# How to complete this task
Every record below is to be restated word for word, and no picture is to be copied.

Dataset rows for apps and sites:

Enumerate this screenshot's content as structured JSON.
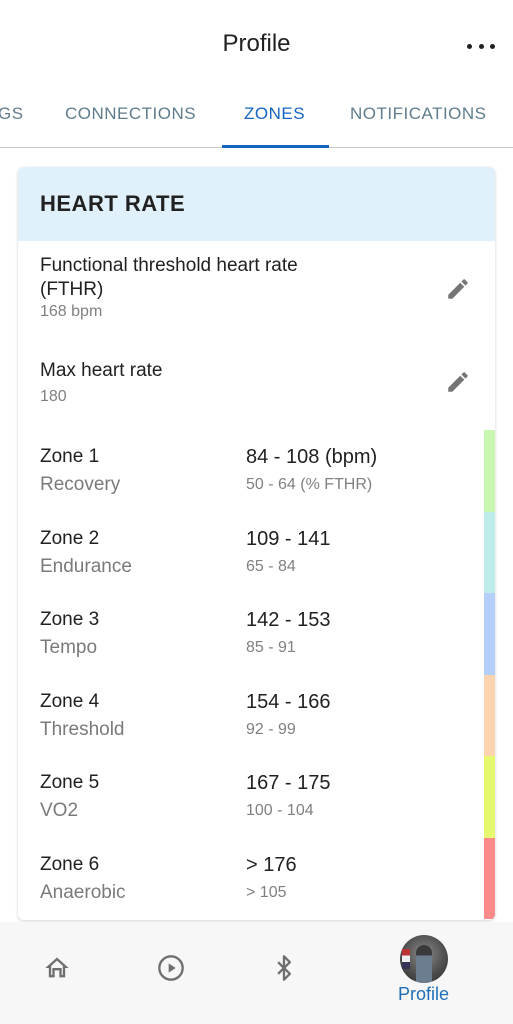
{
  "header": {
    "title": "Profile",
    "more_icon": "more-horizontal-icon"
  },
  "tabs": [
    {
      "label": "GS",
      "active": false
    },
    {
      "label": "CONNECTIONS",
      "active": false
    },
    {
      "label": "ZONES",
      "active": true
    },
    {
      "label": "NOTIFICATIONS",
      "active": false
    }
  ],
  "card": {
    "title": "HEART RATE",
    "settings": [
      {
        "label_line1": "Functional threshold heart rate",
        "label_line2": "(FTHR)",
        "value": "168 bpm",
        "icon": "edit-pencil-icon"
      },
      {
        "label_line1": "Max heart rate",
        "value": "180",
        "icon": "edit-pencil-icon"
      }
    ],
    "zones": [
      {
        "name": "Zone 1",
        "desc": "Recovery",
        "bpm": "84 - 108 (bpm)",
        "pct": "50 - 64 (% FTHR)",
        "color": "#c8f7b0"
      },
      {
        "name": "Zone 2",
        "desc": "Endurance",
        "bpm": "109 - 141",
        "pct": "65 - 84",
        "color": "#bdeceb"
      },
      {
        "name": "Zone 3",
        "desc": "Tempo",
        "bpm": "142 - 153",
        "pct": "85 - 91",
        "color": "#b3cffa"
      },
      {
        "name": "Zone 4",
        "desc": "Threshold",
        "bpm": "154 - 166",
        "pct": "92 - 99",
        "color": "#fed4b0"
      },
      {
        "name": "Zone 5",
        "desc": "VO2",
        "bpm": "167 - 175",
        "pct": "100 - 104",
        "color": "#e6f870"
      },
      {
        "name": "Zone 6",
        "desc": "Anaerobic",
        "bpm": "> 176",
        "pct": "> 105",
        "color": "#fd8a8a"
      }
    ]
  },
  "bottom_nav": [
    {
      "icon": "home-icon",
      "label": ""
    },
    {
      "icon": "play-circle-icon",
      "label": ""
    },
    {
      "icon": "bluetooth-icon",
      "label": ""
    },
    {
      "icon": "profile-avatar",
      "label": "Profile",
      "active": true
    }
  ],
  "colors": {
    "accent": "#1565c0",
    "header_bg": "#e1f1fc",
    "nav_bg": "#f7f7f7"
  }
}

# Answer to this task
Enumerate this screenshot's content as structured JSON.
{
  "header": {
    "title": "Profile",
    "more_icon": "more-horizontal-icon"
  },
  "tabs": [
    {
      "label": "GS",
      "active": false
    },
    {
      "label": "CONNECTIONS",
      "active": false
    },
    {
      "label": "ZONES",
      "active": true
    },
    {
      "label": "NOTIFICATIONS",
      "active": false
    }
  ],
  "card": {
    "title": "HEART RATE",
    "settings": [
      {
        "label_line1": "Functional threshold heart rate",
        "label_line2": "(FTHR)",
        "value": "168 bpm",
        "icon": "edit-pencil-icon"
      },
      {
        "label_line1": "Max heart rate",
        "value": "180",
        "icon": "edit-pencil-icon"
      }
    ],
    "zones": [
      {
        "name": "Zone 1",
        "desc": "Recovery",
        "bpm": "84 - 108 (bpm)",
        "pct": "50 - 64 (% FTHR)",
        "color": "#c8f7b0"
      },
      {
        "name": "Zone 2",
        "desc": "Endurance",
        "bpm": "109 - 141",
        "pct": "65 - 84",
        "color": "#bdeceb"
      },
      {
        "name": "Zone 3",
        "desc": "Tempo",
        "bpm": "142 - 153",
        "pct": "85 - 91",
        "color": "#b3cffa"
      },
      {
        "name": "Zone 4",
        "desc": "Threshold",
        "bpm": "154 - 166",
        "pct": "92 - 99",
        "color": "#fed4b0"
      },
      {
        "name": "Zone 5",
        "desc": "VO2",
        "bpm": "167 - 175",
        "pct": "100 - 104",
        "color": "#e6f870"
      },
      {
        "name": "Zone 6",
        "desc": "Anaerobic",
        "bpm": "> 176",
        "pct": "> 105",
        "color": "#fd8a8a"
      }
    ]
  },
  "bottom_nav": [
    {
      "icon": "home-icon",
      "label": ""
    },
    {
      "icon": "play-circle-icon",
      "label": ""
    },
    {
      "icon": "bluetooth-icon",
      "label": ""
    },
    {
      "icon": "profile-avatar",
      "label": "Profile",
      "active": true
    }
  ],
  "colors": {
    "accent": "#1565c0",
    "header_bg": "#e1f1fc",
    "nav_bg": "#f7f7f7"
  }
}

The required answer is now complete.